Friday, April 20, 2007

Modifiability: or is there design in Agility

Patterns of Enterprise Application ArchitectureMartin Fowler lead a panel discussion at QCON2007 that included Dan North, Fred George, David Farley, Eric Doernenburg, and Ian Cartright. The main themes of the discussion were:

1. Do the simplest thing that can possibly work. Simple does not mean easy, quick or stupid. Simple means it is simple to use. Do the simple thing well before moving into the clever step.

2. Push decisions to last responsible moment. Always ask do I really need to make this decision now or can I put it off for later. Is a decision reversible? If it is then it is not a big deal. But if it is not, postpone it until the latest possible. Early up front design can lead to surprising results. Let the design come on its own with each iteration.

Refactoring: Improving the Design of Existing Code3. Domain Driven Design is natural home for OO. OO is about creating a software simulation of the problem we are trying to solve. The domain model should not know about the presentation layer or the data persistence layer. The domain model will change. Try to get a simulation as clean as possible without technical dependencies. Programmers use the same language as the business person. If the domain model is complex, design the simplest representation possible to get the job done and add to it as more requirements come along. Every time circumstances change and invalidate your model, fix the model. You should be able to articulate the architecture and be able to say this does not fit anymore.

4. Use encapsulation. Ensure classes keep secrets, use dependency injection.

5. Using Test Driven Development drives better design by making it more modular. You benefit from the solution as well as the testing. Having an automated unit tests and acceptance test enables change even in the database schema.

6. Mitigate risks by starting out on parallel path to test out different alternatives.

7. Have basic design beliefs like refactoring, design patterns, design principles, MVC, isolating db from model, focusing on model. Following these believes might not be the quickest way but it is the cleanest.

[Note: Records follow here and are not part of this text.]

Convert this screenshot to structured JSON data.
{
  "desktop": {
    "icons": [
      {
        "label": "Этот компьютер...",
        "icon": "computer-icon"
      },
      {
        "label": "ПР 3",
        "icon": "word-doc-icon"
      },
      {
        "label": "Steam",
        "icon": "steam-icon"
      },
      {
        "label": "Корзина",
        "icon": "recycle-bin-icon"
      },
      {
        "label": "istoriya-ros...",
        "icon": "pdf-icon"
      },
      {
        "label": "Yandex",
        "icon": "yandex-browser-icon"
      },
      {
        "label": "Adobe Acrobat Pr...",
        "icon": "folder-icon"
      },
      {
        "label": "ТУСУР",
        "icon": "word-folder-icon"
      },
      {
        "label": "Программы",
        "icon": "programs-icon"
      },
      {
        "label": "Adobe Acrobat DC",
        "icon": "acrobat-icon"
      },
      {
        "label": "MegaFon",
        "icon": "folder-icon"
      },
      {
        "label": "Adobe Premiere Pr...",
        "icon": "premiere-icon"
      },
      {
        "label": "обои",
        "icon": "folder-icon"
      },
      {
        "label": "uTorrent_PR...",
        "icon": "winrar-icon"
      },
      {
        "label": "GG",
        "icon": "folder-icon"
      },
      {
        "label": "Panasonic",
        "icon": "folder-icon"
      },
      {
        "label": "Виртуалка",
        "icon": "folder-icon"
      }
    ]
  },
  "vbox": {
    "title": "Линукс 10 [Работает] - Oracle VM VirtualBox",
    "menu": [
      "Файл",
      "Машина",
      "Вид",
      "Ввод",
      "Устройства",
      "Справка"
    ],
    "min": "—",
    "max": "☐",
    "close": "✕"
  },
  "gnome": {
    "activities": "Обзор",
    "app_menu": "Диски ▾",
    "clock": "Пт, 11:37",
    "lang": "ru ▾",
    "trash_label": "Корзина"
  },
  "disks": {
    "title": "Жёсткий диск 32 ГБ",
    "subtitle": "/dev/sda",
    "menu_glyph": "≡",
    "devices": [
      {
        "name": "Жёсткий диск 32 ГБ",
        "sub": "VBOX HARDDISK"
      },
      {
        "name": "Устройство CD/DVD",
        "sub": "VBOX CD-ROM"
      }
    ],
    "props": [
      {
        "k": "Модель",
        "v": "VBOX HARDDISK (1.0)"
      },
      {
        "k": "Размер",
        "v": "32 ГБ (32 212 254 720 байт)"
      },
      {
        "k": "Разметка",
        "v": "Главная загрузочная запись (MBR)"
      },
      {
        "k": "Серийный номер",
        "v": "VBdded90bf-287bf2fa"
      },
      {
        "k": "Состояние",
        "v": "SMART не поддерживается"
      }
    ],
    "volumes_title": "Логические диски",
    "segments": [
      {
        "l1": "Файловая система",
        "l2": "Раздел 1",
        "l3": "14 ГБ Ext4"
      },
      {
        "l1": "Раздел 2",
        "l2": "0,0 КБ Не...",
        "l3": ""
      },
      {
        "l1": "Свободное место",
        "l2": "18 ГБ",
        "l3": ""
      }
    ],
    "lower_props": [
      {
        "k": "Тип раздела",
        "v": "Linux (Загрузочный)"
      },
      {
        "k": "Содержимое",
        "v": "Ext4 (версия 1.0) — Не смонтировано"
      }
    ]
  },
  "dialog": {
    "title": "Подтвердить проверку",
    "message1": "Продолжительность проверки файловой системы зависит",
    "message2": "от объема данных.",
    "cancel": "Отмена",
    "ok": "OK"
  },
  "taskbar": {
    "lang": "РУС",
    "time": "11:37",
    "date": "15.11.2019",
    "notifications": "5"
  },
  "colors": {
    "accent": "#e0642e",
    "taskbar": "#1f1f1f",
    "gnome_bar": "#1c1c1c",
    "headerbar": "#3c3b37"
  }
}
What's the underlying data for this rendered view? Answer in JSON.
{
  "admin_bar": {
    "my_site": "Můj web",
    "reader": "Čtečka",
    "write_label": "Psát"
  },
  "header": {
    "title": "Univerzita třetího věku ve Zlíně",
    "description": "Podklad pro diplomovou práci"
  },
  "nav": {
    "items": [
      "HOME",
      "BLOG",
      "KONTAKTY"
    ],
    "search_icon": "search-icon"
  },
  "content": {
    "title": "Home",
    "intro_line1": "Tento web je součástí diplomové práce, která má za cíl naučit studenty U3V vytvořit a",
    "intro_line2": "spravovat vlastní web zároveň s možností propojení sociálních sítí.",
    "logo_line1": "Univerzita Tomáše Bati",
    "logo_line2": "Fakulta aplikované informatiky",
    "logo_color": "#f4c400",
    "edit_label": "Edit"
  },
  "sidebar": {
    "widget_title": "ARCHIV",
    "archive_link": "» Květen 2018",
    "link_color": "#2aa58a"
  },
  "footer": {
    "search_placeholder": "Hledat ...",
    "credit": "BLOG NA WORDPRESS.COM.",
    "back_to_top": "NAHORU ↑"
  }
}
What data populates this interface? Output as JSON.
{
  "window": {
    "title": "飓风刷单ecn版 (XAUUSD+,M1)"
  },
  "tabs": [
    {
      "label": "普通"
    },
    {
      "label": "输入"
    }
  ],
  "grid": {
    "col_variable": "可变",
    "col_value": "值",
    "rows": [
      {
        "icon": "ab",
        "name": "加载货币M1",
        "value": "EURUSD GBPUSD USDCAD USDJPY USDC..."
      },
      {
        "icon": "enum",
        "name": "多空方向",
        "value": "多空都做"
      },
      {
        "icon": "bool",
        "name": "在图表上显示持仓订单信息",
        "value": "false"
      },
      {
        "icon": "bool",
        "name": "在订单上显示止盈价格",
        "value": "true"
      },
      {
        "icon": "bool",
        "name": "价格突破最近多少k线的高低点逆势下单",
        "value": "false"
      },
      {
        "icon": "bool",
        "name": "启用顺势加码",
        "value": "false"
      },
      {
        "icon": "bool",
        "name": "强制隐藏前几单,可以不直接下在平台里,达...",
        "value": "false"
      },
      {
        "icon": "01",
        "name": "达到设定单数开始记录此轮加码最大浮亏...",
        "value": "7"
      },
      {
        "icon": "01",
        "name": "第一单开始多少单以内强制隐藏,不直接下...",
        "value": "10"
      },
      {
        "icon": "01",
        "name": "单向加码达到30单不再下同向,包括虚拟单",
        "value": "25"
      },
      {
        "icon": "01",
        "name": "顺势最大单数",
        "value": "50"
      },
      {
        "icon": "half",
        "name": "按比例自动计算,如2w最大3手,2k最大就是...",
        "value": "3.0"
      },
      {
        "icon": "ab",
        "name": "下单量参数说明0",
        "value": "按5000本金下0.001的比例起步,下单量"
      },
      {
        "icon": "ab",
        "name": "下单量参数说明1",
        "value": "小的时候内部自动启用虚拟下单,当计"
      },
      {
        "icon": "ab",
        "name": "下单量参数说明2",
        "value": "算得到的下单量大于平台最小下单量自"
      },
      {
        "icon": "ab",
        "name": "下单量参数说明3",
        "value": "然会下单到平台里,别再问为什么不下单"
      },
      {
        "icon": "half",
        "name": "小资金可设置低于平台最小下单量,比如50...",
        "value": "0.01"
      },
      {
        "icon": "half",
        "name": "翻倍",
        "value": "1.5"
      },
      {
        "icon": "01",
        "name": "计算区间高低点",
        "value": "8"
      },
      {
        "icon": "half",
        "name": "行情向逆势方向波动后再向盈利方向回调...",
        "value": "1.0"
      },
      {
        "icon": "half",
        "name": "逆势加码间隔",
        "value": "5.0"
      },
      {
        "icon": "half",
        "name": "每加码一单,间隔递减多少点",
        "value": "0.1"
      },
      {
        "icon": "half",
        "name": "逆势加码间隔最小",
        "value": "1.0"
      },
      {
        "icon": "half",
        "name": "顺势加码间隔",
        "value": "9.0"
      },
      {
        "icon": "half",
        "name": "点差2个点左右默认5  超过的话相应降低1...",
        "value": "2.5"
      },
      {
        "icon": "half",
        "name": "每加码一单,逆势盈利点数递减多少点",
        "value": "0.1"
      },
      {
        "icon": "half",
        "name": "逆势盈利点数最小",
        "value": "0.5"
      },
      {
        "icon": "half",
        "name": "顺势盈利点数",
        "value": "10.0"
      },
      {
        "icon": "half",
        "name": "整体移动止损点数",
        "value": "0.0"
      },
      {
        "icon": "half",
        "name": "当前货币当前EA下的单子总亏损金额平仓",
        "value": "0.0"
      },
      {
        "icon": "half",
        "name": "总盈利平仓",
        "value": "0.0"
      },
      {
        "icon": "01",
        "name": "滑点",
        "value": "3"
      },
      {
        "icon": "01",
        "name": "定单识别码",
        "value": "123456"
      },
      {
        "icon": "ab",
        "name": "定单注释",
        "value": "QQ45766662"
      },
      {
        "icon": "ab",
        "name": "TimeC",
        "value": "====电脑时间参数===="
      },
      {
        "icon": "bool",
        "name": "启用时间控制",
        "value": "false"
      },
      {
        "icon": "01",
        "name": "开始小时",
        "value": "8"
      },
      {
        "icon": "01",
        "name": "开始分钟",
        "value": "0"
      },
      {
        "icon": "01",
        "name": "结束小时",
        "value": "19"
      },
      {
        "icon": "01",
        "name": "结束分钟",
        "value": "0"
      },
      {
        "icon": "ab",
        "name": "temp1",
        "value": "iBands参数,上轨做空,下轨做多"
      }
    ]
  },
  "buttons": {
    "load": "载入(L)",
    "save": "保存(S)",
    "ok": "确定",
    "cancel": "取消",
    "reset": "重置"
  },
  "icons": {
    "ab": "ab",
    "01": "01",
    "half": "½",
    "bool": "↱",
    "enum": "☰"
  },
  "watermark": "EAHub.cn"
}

This presentation is available on InfoQ at

Tuesday, April 10, 2007

Java EE Class Loading Architectures

At JavaOne Conference, Ernie Svehla gave a talk about JEE class loading. Ernie explains that classes can be loaded implicitly as a result of a reference, instantiation or inheritance or explicitly by for example a call to Class.forName(). A class is defined by its name and its associated class loaded. There are 2 key class loading concepts.

1. Isolation: ensures that classes used by one application cannot be seen by another

2. Delegation: defer a request to load the class to a parent before attempting to load the class myself.

Core class loaders include the bootstrap which load the java.lang.* files from rt.jar, the extension which loads jar files contained in jre/lib/ext, and system or application which loads classes on the class path and shared jars. This creates a hierarchy of class loaders. A user class calls its class loader which delegates to its parent (system). If system cannot find the class, it delegates to its parents and so on (system->extension->bootstrap). If class is still not found, the user class loader then tries to load the class or throws an exception.

Different JEE app servers have different hierarchies and algorithms for loading classes. EJBs, WARS, WEB-INF, manifest, etc. Depending on where classes are, an app might need to be restarted or it can simply be a hot deploy.

Ernie then recommends some packaging guidelines. He recommends leveraging EARs. They should be self contained, include all dependent jars but minimize dependency on core environment like jdbc jars. He recommends packaging common jars needed by wars with ejb jars and to allow wars to be self contained.

Next Ernie covers different application servers and explains how each implements class loading. After that, Ernie gives some examples of the most common errors due to class loading.

1. ClassNotFoundException: Reference to class is to high in the hierarchy or using incorrect string in ClassLoader.loadClass(className)

2. NoClassDefFound: Class existed at compile time, but is no longer available (.class file is deleted or not copied properly in build)

3. ClassCastException: Class loaded by 2 different class loaders (WAR and EJB) or attempting to cast an object to a non compatible type

4. ClassCirculatoryError: Circulatory dependency or a class and one of its dependents are both dependent on a third class and different class loaders are used to load that 3rd class.

5. Class path issues: improper url specification when using URLClassLoader. url ending with slash references a directory. If no slash, it is referring to a jar file with the name of directory.

6. Class visibility issues: A class cannot be seen due to the class loader hierarchy.

Then Ernie explains how to create a custom class loader by overriding the loadClass() method associated with java.lang.ClassLoader.

Ernie wraps up reminding us that we need to understand how java class loading works; we need to understand how specific JEE servers works and we need to pay attention to how classes are packaged.

This presentation is available on InfoQ at